Derailed: How transport has become Labour's most spectacular failure

* 10-year plan in tatters

* Rail fares to rise again

* £33bn disappears in cost 'explosion'

The failure of the Government to get to grips with the growing transport crisis was laid bare yesterday by revelations that rail passengers face inflation-busting fare increases and cuts in mainline services.

And the one piece of good news for "customers" was not as good as it seemed. Richard Bowker, chairman of the Strategic Rail Authority, said the reliability of services was "static".

Despite a massive increase in investment, train services are still deteriorating, though marginally. Some 19.5 per cent of services did not arrive on time in the first three months of the year, compared with 19.1 per cent in the same period last year. Passengers were unimpressed. Complaints increased over the year by 8 per cent.

A loudly trumpeted 10-year plan for the network, launched by John Prescott, the Deputy Prime Minister, in July 2000, has quite simply fallen apart.

His boast that the plan would "get Britain moving again" and lure motorists out of their cars is clearly meaningless. Research published yesterday by the respected Independent Transport Commission showed that if the Government's present policies were pursued, motorists would face a 25 per cent increase in the volume of traffic over the next seven years. It also said a congestion charge on main roads could solve the problem.

So far, the strategy of the Alistair Darling, the Secretary of State for Transport, to divert attention from the Government's failings by keeping his head down seems to have worked. Under his stewardship, and perhaps partly because of world events, the issue has slipped down the political agenda. But the transport system is probably in a worse state than it was when Mr Prescott outlined his vision three years ago.

Yesterday, Mr Darling added to the gloom by warning that fares would have to rise to pay for higher investment in the privatised industry, while rail chiefs indicated that reducing the number of trains was the only conceivable way of making the services more reliable.

Mr Darling is understood to have approved fares rises of about 4 per cent, which he wants to publish within a few weeks, although Downing Street has yet to approve them.

Mr Darling and Mr Bowker admitted that performance was still "disappointing", after the latest figures showed one in five trains ran late.

Announcing his "capacity utilisation policy" yesterday, Mr Bowker said that his strategy was "not about cuts" and that there would be no sweeping changes, but a targeted analysis of parts of the network that were over-stretched. He refused to rule out reducing the timetable in busy areas to enhance reliability, but would not be drawn on how many trains would have to be cut.

Among the routes subject to big cutbacks could be inter-city lines, which official figures show have had a 60 per cent increase in services but only a 10 per cent increase in passengers since privatisation. Main routes in the South-east could also be the subject of "pruning", although the increase in passengers in the region has outstripped the rise in capacity, largely because commuters have few alternatives to the train.
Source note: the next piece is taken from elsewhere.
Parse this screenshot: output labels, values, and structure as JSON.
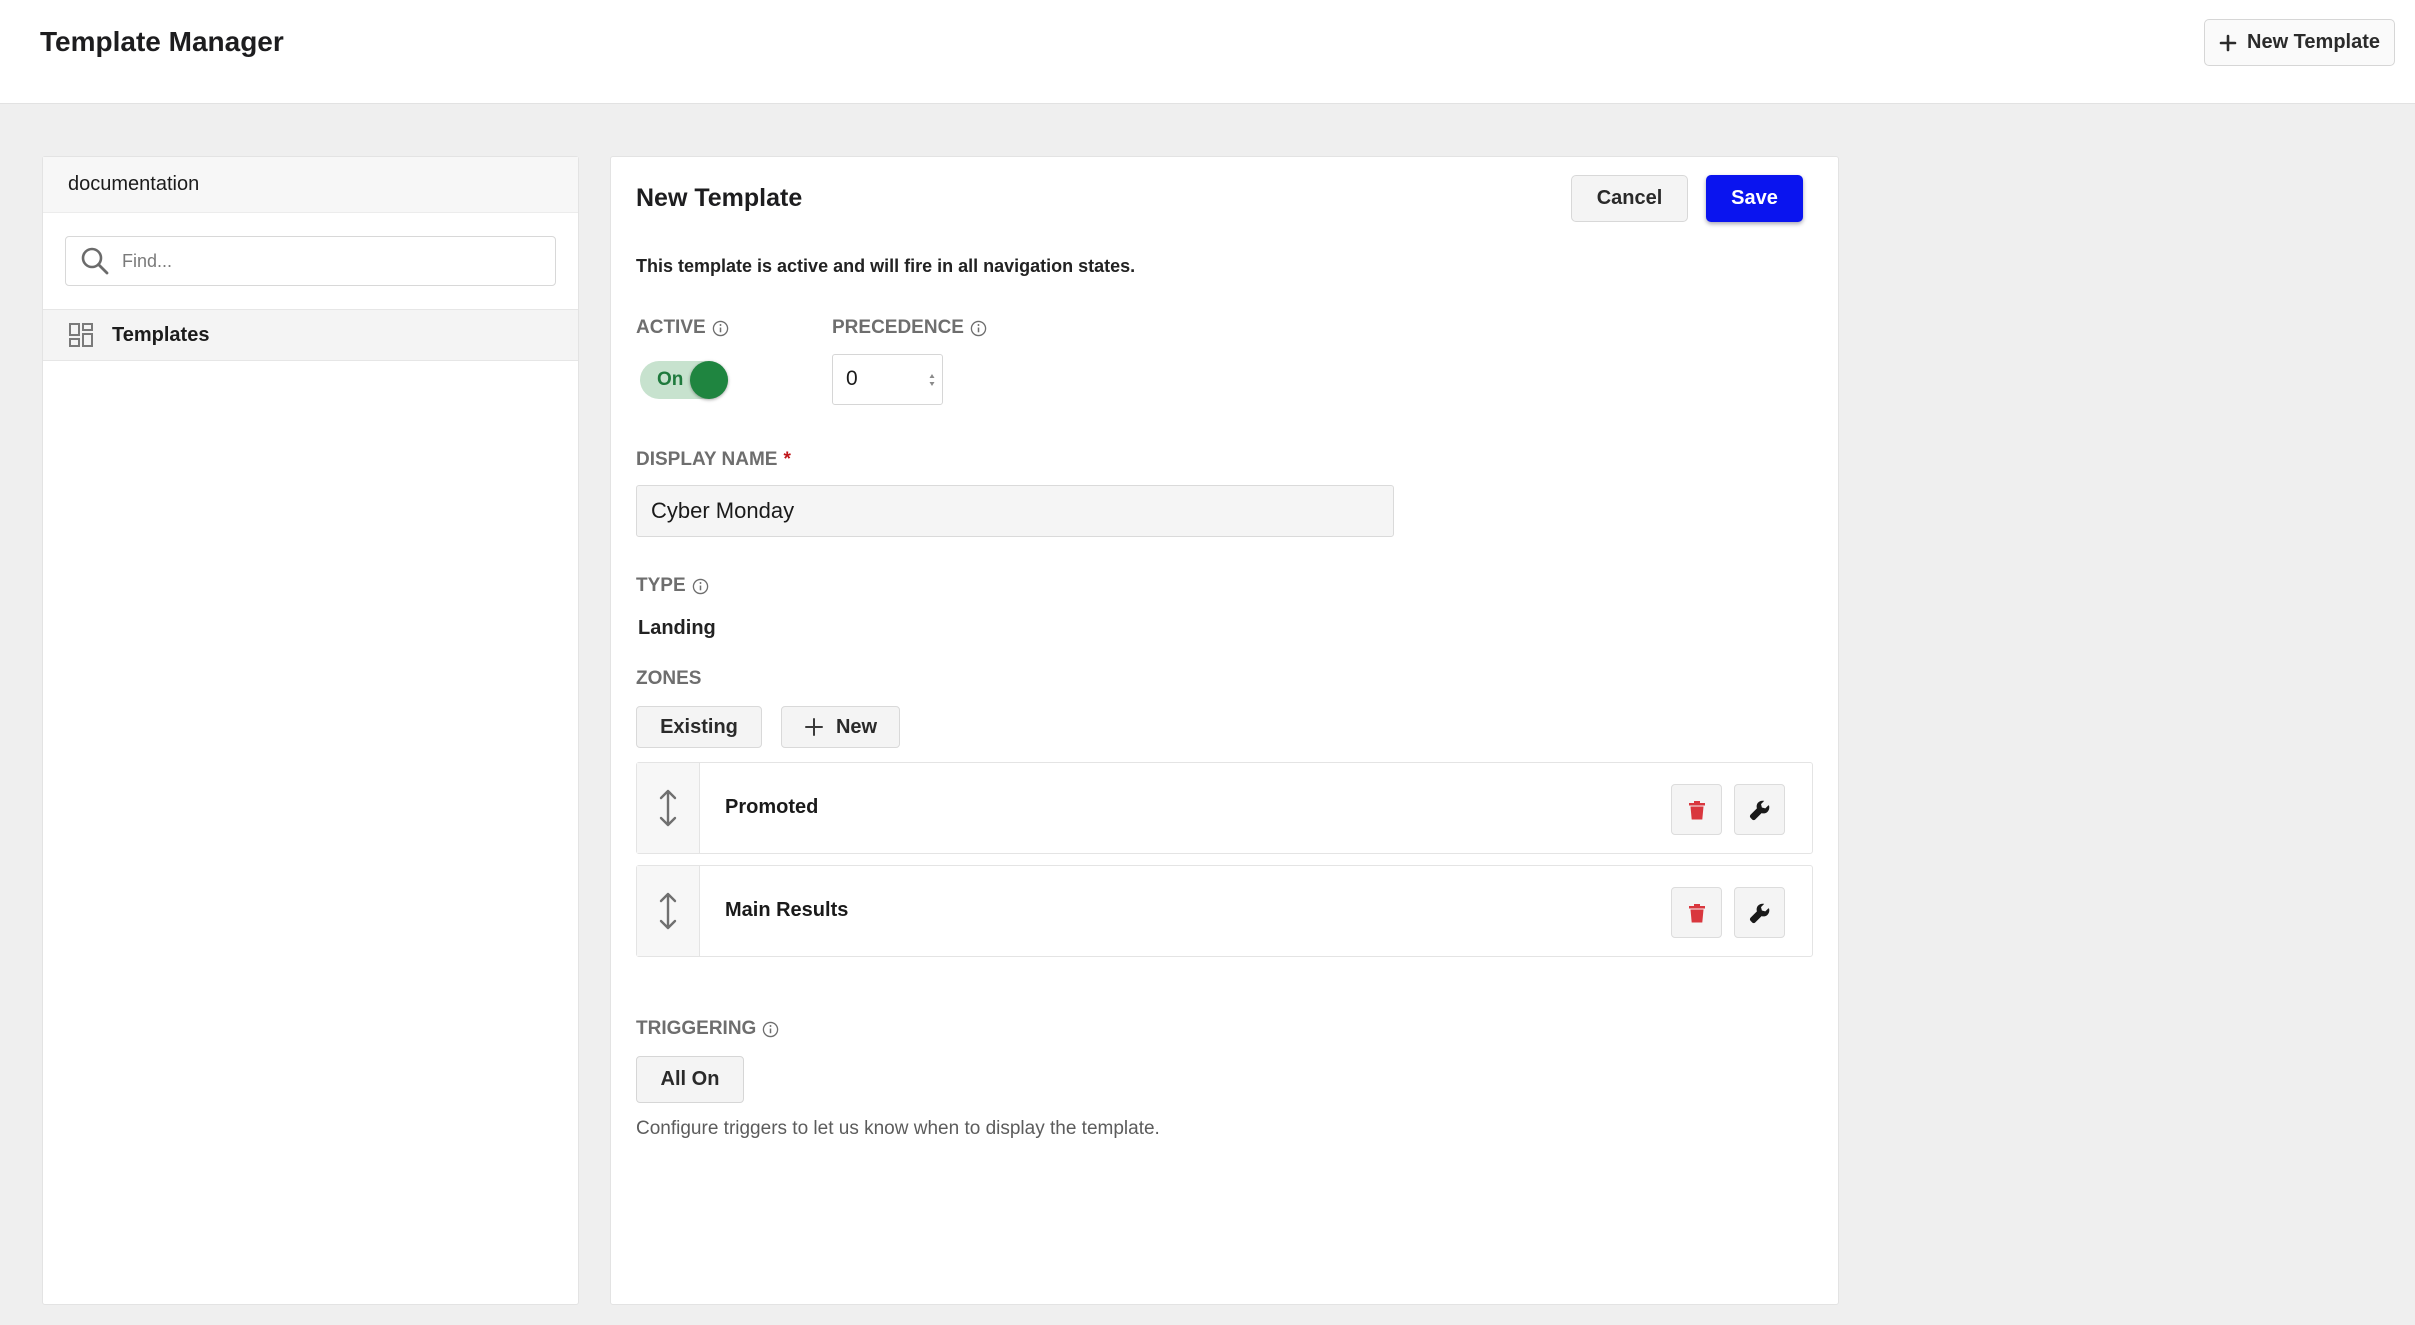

Mr Bowker believes the failure to attract passengers to inter-city routes has been caused mainly by their unreliability. He made no mention of the huge fares paid by passengers who failed to book ahead.

The SRA chairman indicated that he would abolish trains on such routes if it meant an improvement in punctuality, as he has done on the Virgin CrossCountry network. He said that reliability on the Virgin franchise had improved "dramatically" since the services were cut. Yet a third of trains were reported to be late in the first three months of the year.

The aim of increasing the number of passengers using the network by 50 per cent, writ large in Mr Prescott's 10-year plan, has evaporated. The SRA envisages that the increase will be nearer 30 per cent.

All the £33bn of taxpayers' money earmarked for rail in the Prescott plan has been allocated and there are no massive improvements in the system in prospect. Mr Prescott's hope of attracting £34bn of private- sector money is no longer mentioned by ministers.

Half of the passenger train operating companies are being bailed out by massive and unforeseen handouts from taxpayers, with nearly a quarter of them technically insolvent. Most observers agree that the train network is "privatised" in name only. Network Rail, the not-for-profit organisation that took over from the bankrupt Railtrack, has become a financial black hole.

Tom Winsor, the rail regulator, has said that the lack of private shareholders in the company had led to an "explosion" in costs. Network Rail is asking Mr Winsor for £27.8bn to run the network over the next five years, compared with the £16bn agreed with Railtrack for the same period. The money will be spent, not on important projects to build high-speed trains similar to the TGV in France, but to stop the existing infrastructure falling apart.

Steve Hounsham, of Transport 2000, said that the Government should be given credit for initially placing rail near the top of its agenda, but he criticised it for failing to put in place efficient systems for spending the extra investment. "The whole system has run into the buffers," he said.